Kenneth B Gibson


CHRISTIANSBURG, VA, USA U.S. Army SGT, COMPANY A, 1ST BATTALION, 14TH INFANTRY, 2 BCT, SCHOFIELD BARRACKS, HI BALAD, IRAQ 08/10/2008

A Schofield Barracks soldier was killed in an explosion Sunday in Iraq, the Pentagon said yesterday. Sergeant Kenneth B. Gibson, 25, of Christiansburg, Va., died of wounds suffered in Tarmiyah, Iraq, when an improvised explosive device detonated near his position during a foot patrol, the Pentagon said.

He was assigned to the 1st Battalion, 14th Infantry Regiment, 2nd Brigade Combat Team, 25th Infantry Division.

Gibson, who was a member of Hawaii’s Stryker brigade, joined the Army in March 2002 and was assigned to Schofield Barracks in August 2002, officials in Hawaii said.

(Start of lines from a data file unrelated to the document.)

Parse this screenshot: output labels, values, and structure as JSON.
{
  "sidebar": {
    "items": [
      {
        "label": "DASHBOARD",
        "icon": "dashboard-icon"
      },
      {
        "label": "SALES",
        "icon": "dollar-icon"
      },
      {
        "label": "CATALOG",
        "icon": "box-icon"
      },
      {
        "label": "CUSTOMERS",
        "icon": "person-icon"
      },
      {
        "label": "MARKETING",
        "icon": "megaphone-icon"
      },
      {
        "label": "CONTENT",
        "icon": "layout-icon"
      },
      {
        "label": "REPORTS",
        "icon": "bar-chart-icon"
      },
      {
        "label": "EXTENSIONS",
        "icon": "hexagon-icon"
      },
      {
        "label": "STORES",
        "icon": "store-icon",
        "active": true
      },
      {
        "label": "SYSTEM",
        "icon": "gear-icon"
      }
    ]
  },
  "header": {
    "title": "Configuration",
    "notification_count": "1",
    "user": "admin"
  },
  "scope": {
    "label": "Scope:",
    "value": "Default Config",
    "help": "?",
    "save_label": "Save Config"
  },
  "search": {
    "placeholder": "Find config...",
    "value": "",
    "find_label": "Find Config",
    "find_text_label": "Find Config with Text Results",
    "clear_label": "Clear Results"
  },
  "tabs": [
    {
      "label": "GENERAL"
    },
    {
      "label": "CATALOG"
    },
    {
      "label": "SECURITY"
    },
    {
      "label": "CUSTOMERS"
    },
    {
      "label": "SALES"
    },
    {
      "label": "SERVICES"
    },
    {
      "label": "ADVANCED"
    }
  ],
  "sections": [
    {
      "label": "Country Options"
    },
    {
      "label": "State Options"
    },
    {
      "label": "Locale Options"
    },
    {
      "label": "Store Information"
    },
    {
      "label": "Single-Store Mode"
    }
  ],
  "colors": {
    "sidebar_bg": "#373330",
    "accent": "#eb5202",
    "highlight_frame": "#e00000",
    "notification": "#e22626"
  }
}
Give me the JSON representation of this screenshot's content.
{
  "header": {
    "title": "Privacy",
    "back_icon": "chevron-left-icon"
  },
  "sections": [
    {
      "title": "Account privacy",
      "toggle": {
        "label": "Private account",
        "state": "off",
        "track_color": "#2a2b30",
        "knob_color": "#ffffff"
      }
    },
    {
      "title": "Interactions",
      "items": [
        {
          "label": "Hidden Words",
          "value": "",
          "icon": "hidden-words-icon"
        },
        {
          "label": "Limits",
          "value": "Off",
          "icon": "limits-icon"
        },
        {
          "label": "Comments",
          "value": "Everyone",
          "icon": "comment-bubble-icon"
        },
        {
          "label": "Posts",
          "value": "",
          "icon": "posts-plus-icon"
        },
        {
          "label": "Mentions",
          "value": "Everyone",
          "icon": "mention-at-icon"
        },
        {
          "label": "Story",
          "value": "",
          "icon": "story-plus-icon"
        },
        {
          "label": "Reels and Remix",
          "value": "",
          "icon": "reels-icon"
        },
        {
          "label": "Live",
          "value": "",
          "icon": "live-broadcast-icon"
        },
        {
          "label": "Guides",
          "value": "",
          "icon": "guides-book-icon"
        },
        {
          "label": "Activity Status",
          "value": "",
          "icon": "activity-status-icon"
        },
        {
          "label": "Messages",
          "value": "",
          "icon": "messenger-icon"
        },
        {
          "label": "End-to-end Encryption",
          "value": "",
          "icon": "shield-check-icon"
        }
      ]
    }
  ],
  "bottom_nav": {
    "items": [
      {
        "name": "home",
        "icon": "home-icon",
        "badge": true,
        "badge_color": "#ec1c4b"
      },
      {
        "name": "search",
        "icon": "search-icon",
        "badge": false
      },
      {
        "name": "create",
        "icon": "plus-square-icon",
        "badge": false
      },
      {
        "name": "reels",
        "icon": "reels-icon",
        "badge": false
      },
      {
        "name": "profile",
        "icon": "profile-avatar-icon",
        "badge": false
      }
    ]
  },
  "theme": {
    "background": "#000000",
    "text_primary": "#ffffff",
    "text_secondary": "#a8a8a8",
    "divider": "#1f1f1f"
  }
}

After an initial improvised explosive device detonated, a team of soldiers was sent to investigate, the U.S. command said. Shortly after the team arrived, a suicide attack occurred and was followed by small-arms fire.

The attacks also wounded two U.S. soldiers, 15 Iraqi civilians, three Iraqi policemen and three members of the “Sons of Iraq,” Sunni Arabs working with U.S. forces to maintain security. Witnesses and police said the bombers were a group of men disguised as members of the Awakening, another name for the Sons of Iraq, the Los Angeles Times reported. The men entered the house ostensibly to search it, but planted bombs.

After the first blast, Iraqi and U.S. forces arrived, the Times said. The suicide bomber mingled with the crowd and detonated explosives worn in a vest.

Kenneth B. Gibson was too sweet for words – just listen to his one-time baby sitter, Sabrina Scaggs. He was an irresistible, gotta-love-him kind of guy, she said. You had to love him, because he was just adorable, she said. Absolutely adorable.

A teacher at Christiansburg High School, from where Gibson graduated, said he had always noticed that Gibson possessed leadership qualities.His decision to join the Army didn’t surprise me at all, said Dan Swafford. Gibson was a hard worker who always tended to his assignments and was somewhat quiet, Swafford said.

Nikki Gibson said her husband was an extraordinary person who always knew how to make people smile. When he had free time, he’d always be glued to a PlayStation video game, she said.

He never wanted anyone to be unhappy, she said. Basically, he’d do anything in order to make someone happy regardless of whether he knew you for five minutes or if he knew you a lifetime.

Kenneth’s portrait is also located on Poster 5